Referring to FIG. 3, it can be seen that the ballast housing 14 is formed with an open top end that is closed by a socket plate which seats on top of the housing walls. The socket 20 extends through an opening in the socket plate to support the lamp. To this end, the socket plate opening 32 is provided with cutouts 34 which permit flanges on the socket to pass. After the socket is inserted the flanges pass the cutouts and are locked in position.
Referring to FIG. 5 it can be seen that the socket plate 30 is provided with a pair of spaced flanges 36a, 38a for engagement with the top of the ballast housing sidewalls and 36b, 38b for engagement with the reflector housing. In this regard, it should be noted that the flanges 36a, 38a are generally symmetrical with the flanges 36b, 38b about a horizontal axis extending through the socket plate so that the socket plate can be mounted on the housing sidewall with either face 40 directed upwardly (as shown in FIG. 3) or reversed, with face 42 facing upwardly.
As shown in FIG. 3, the socket plate 28B includes an inclined section 44 that extends upwardly from face 40. The socket opening 32 is positioned in the inclined section to hold the lamp 18 at an angle. A pair holes 46 are provided in the flat section of the 28B and are threaded to receive screws from face 42 to hold a socket assembly generally perpendicular to the flat section of the socket plate.
An important feature of the present invention resides in the provision of boss 48 which serves to receive a pin 50, if necessary. The pin serves to interfere with a wedge 52 of an inappropriate reflector housing to prevent the side 54 of the reflector housing from seating between the flanges 36b, 38b. Thus, in the depicted embodiment of the invention set forth in FIG. 3, the glass and metal reflector housing can withstand the heat generated by a high power lamp and hence the reflector housing flange 52 is positioned sufficiently high so as to clear the top of pin 50 the reflector is positioned on top of the ballast housing. In the event the ballast housing contained low power components the pin would not be provided and hence there could be no interference. On the other hand, as shown in FIG. 6, if an attempt were made to assemble a plastic reflector (such as shown in FIG. 2) to the ballast housing containing high power components, the pin 50 would interfere with flange 52 to prevent the reflector from seating on the ballast housing. Since the pin would not be used in the event low power components were to be used, the plastic reflector assembly could seat on the ballast housing containing the low power components.

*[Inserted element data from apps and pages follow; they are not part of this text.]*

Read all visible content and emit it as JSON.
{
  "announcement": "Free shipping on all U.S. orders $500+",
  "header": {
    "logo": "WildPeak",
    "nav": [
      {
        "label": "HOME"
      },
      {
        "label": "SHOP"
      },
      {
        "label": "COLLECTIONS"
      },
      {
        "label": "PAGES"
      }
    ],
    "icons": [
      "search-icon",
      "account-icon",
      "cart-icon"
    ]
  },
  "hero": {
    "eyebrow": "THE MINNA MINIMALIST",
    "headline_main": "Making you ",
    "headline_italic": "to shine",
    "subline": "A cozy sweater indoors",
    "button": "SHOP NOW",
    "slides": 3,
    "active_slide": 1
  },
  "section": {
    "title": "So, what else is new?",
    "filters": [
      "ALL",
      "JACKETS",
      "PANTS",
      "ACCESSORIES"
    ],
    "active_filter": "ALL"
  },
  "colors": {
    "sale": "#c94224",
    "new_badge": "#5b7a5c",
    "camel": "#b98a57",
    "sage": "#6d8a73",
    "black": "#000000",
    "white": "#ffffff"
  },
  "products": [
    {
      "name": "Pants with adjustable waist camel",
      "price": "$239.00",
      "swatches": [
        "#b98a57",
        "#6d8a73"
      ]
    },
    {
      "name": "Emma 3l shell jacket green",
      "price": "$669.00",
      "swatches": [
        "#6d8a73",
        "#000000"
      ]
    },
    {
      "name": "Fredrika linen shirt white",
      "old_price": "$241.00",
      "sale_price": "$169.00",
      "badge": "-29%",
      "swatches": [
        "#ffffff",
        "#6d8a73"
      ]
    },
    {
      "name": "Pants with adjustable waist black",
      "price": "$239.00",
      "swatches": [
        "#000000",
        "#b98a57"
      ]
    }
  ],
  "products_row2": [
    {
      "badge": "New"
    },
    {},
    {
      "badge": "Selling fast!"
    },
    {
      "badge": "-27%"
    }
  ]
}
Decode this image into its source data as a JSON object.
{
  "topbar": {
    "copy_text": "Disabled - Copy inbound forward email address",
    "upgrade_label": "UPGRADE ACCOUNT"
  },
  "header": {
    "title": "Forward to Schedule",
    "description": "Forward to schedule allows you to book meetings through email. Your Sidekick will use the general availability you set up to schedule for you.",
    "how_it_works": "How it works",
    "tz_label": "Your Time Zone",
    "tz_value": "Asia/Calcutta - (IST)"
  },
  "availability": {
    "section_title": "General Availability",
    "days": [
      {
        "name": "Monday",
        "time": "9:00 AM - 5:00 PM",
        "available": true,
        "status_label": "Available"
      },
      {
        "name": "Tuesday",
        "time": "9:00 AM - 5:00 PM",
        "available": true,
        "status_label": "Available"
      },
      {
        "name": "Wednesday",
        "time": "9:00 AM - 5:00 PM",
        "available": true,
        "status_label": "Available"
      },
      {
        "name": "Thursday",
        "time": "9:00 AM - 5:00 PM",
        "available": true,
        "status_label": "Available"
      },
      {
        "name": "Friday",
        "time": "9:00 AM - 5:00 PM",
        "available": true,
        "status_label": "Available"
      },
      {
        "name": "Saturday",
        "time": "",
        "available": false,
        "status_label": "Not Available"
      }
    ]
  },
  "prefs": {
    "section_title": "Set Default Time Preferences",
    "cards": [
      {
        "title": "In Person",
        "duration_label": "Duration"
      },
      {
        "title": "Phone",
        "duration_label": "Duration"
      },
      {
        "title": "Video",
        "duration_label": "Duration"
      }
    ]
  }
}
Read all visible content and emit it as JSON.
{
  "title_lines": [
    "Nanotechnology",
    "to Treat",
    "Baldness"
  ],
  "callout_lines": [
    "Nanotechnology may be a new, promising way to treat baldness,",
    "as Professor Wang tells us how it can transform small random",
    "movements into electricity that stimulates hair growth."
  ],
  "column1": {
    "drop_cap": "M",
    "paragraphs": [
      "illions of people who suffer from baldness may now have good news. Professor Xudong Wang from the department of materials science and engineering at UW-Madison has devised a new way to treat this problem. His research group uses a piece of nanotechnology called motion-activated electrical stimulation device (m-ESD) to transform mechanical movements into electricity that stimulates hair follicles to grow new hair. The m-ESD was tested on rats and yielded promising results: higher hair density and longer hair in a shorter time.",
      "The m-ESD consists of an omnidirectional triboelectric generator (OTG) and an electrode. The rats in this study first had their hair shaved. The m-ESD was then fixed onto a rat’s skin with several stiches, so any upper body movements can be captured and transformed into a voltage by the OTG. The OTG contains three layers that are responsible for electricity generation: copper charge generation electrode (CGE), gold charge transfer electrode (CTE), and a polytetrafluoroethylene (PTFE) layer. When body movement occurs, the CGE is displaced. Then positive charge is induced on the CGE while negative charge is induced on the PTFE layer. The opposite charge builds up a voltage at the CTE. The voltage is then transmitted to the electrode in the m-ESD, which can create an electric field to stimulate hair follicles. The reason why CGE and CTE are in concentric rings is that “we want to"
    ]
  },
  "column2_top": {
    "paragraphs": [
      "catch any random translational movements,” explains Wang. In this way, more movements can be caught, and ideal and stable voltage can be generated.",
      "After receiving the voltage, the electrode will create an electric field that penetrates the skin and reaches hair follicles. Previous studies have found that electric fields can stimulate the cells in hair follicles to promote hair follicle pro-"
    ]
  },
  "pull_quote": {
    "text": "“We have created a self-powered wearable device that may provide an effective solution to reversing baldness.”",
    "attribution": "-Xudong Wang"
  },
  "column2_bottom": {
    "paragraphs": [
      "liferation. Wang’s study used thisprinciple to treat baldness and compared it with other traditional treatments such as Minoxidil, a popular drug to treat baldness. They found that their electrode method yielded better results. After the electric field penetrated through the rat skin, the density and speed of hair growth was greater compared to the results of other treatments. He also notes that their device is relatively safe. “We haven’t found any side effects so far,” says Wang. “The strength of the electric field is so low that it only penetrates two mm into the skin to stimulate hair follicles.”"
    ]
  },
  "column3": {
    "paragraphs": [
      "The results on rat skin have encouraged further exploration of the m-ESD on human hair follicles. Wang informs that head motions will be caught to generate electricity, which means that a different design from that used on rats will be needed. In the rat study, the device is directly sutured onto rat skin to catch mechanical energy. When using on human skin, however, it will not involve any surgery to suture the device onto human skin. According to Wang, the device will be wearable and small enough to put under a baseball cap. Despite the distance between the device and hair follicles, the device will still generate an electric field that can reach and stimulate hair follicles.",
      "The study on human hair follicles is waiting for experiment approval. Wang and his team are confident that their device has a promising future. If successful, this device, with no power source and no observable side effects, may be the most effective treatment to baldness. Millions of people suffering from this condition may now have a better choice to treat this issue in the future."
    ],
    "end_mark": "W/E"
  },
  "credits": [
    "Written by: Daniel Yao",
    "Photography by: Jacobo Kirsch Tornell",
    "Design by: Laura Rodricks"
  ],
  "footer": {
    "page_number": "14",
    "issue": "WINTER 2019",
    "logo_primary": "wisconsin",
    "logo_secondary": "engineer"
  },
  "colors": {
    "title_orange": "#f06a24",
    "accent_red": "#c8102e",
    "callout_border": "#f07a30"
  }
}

Thus, in accordance with the above, the ballast housing and socket plate can be used to form a wide variety of fixtures. By choosing the appropriate face of the plate to face upward, the lamp socket can be oriented to extend at an angle or straight up. Further by providing or omitting the pin 50 the ballast housing can be assembled for high or low energy components and only an appropriate lens housing can be assembled onto the housing.
Thus, in accordance with the above, the aforementioned objects are effectively attained.